▸ **EXERCISE MATERIAL**:
-------
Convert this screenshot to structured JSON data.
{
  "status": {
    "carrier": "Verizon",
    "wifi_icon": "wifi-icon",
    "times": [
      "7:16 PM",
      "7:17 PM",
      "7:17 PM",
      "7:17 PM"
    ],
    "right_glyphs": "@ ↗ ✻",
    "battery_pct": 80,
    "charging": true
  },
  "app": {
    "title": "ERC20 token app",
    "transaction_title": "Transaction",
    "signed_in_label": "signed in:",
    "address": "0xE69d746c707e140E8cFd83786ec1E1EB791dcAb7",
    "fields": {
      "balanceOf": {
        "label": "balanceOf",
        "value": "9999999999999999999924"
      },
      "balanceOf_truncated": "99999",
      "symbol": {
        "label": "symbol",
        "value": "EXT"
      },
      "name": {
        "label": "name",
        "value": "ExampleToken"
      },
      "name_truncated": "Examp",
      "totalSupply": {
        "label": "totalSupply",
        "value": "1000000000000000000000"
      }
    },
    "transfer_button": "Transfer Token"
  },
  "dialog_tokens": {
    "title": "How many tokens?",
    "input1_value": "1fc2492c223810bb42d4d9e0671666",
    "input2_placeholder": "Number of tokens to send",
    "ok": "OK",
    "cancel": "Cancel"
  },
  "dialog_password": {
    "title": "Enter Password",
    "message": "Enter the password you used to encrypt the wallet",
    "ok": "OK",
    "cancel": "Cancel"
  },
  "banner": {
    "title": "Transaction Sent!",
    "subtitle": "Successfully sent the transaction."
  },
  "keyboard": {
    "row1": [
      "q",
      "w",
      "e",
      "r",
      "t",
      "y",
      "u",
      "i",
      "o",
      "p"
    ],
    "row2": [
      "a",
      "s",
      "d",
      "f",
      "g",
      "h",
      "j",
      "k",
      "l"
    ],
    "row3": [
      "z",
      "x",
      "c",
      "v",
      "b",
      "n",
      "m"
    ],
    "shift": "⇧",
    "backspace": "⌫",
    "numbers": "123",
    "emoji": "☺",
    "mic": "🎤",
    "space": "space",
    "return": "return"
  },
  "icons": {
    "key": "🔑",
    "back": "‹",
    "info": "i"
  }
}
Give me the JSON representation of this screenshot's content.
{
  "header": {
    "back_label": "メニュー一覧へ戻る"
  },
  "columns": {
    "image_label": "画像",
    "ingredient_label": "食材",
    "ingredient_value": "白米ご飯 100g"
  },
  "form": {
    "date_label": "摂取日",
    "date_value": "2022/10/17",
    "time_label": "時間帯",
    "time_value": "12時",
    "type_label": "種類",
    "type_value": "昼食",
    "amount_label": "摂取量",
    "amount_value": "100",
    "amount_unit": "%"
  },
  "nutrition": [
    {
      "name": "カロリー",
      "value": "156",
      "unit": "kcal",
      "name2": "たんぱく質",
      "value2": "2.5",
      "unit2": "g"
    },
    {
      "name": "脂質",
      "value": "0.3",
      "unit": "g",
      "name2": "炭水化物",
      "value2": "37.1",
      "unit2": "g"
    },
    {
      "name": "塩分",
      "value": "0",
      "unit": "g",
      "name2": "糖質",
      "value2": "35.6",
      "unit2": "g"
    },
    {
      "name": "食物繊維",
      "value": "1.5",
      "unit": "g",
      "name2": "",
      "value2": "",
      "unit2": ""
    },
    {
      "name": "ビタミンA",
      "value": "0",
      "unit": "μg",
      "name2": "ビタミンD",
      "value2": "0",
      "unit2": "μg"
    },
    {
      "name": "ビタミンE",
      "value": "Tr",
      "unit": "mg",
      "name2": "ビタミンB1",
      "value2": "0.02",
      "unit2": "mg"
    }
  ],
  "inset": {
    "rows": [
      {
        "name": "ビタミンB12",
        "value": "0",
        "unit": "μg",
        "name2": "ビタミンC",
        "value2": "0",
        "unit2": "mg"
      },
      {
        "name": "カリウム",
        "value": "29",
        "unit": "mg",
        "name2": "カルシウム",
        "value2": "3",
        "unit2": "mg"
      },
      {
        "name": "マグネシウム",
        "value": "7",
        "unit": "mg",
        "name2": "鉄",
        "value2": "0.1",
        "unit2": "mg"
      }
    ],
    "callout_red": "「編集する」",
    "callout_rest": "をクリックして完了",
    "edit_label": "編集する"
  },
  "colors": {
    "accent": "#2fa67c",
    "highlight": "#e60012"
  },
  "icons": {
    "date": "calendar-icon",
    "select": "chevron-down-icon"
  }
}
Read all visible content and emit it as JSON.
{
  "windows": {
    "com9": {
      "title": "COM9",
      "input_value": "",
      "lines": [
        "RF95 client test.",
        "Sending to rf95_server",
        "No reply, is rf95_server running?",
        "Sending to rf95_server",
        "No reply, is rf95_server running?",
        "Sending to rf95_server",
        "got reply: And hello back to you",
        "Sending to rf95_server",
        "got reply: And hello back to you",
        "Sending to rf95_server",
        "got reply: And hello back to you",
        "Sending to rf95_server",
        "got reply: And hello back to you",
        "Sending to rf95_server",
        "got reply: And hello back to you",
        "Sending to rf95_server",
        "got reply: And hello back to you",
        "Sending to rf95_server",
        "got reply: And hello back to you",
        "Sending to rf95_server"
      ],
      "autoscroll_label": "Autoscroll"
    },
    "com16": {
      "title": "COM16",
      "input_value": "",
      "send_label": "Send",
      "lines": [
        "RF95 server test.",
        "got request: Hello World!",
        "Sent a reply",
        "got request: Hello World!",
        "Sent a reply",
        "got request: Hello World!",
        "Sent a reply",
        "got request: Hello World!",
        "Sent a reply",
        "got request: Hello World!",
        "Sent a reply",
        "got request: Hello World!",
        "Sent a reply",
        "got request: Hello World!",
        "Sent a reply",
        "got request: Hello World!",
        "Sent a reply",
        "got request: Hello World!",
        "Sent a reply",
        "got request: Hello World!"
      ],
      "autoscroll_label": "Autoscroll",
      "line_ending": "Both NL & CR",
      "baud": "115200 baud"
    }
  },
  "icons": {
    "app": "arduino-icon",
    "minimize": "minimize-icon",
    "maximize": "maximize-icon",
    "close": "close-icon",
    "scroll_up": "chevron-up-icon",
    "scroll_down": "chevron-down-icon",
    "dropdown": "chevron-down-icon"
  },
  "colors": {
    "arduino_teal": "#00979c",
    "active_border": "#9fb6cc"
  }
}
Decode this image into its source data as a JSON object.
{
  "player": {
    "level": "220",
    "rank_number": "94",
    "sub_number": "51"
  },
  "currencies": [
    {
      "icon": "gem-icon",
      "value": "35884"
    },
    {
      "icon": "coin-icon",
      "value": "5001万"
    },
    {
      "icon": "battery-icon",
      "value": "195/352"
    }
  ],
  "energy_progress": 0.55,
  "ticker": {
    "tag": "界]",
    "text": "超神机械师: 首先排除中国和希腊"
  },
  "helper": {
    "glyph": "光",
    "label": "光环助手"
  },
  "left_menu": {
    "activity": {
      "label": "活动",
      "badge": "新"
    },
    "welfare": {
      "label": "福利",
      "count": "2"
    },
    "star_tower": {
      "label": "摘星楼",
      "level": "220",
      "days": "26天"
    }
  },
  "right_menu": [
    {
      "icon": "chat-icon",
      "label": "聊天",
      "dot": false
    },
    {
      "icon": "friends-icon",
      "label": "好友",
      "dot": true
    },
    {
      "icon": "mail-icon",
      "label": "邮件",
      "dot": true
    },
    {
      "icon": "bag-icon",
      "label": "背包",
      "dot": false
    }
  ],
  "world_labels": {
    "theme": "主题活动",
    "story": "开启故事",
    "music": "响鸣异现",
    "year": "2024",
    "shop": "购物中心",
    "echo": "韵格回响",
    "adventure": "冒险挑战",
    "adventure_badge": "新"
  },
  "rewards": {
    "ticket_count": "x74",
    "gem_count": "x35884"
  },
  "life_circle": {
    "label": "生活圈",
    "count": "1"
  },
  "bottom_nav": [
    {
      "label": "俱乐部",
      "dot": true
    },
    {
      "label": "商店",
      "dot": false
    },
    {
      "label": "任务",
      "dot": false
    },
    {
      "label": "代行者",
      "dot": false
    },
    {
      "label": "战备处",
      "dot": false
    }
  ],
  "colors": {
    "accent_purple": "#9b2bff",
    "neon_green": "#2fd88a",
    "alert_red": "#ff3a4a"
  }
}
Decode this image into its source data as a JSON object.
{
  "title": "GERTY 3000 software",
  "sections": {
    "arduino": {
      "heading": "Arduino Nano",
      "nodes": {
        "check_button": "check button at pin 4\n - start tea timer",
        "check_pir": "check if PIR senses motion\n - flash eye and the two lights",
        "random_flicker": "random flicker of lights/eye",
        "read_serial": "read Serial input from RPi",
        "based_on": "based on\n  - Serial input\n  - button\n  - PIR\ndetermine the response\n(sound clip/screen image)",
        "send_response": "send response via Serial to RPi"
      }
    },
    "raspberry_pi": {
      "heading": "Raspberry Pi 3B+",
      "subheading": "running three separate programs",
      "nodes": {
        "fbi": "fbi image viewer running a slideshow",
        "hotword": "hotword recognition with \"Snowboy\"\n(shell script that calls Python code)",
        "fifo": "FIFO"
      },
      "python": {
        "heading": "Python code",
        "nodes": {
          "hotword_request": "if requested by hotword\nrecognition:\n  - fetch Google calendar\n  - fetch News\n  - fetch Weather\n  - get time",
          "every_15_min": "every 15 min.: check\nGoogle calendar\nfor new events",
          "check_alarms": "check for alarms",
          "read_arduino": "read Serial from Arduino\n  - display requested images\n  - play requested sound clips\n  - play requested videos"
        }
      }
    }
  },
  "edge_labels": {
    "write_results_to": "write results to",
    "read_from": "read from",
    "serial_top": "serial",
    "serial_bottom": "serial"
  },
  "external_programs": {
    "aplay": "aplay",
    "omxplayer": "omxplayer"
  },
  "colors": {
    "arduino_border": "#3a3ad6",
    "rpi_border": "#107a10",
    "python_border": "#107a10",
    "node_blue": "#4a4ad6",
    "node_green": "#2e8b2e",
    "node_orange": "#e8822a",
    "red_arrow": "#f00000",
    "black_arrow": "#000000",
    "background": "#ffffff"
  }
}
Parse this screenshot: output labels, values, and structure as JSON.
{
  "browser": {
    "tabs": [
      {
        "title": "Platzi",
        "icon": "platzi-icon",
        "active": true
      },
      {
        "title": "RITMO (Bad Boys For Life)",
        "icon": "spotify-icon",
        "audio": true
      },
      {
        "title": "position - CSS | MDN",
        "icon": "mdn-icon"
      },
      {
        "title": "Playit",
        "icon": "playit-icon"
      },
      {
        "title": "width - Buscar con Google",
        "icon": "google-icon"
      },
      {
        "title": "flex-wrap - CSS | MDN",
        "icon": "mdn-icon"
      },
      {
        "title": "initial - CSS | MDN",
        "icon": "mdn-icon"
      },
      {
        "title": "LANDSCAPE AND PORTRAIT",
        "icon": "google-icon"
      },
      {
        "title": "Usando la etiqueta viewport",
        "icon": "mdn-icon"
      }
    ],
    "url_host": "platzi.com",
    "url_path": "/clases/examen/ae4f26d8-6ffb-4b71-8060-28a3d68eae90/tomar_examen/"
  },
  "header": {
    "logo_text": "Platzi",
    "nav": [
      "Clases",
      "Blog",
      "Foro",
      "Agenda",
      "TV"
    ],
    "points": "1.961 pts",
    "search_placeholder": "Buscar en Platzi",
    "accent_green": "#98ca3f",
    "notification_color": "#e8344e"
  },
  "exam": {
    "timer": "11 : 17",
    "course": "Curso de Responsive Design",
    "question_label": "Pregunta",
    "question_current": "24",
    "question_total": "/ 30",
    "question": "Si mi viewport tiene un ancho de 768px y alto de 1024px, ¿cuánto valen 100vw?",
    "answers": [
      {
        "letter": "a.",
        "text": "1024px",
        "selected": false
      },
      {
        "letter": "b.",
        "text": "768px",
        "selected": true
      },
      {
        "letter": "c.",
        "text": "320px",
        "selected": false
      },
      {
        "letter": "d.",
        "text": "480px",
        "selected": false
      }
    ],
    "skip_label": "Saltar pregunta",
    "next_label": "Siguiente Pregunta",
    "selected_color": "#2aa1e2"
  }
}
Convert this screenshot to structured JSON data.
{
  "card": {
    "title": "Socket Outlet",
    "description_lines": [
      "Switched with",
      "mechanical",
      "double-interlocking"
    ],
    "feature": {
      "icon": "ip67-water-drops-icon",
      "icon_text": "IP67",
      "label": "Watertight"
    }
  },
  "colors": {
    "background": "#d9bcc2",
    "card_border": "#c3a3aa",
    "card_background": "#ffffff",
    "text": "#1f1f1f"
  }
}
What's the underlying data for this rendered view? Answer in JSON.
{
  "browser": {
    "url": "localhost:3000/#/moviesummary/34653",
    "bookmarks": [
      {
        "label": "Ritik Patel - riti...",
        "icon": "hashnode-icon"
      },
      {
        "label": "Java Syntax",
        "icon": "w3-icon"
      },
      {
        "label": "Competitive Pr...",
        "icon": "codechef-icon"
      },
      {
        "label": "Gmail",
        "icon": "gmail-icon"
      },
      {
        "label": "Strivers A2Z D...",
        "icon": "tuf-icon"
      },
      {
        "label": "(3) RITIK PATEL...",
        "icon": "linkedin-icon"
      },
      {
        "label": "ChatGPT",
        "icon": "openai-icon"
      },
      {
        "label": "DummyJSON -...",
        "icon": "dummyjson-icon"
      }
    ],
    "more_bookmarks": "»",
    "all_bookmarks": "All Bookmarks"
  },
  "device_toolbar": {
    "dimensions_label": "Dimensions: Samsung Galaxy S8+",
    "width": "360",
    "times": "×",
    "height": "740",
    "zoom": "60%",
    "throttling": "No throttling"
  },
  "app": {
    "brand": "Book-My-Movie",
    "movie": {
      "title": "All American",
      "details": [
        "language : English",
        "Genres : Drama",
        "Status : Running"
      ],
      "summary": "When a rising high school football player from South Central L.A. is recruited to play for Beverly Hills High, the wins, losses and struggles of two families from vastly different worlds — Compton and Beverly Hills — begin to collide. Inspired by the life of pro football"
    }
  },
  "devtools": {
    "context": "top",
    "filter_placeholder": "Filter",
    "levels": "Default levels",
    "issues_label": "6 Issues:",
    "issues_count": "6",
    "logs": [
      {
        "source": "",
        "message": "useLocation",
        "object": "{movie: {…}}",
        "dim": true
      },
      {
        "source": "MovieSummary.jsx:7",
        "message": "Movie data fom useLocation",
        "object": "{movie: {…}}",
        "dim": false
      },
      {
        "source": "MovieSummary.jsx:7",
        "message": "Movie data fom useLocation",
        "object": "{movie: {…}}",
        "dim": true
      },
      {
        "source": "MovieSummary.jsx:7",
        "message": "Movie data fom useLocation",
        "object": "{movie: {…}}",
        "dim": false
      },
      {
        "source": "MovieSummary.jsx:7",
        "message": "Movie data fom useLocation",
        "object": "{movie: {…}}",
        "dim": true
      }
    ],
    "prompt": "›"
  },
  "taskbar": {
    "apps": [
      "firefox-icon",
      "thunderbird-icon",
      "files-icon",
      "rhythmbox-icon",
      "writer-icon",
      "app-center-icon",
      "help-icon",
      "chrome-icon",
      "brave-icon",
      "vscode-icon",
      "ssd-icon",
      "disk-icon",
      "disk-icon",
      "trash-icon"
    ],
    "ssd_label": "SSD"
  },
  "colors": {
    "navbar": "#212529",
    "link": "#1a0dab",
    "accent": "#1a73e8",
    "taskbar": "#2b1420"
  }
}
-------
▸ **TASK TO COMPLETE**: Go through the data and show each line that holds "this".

▸ **EXERCISE RESPONSE**:
Convert this screenshot to structured JSON data.
Give me the JSON representation of this screenshot's content.
Decode this image into its source data as a JSON object.
Decode this image into its source data as a JSON object.
Parse this screenshot: output labels, values, and structure as JSON.
Convert this screenshot to structured JSON data.
What's the underlying data for this rendered view? Answer in JSON.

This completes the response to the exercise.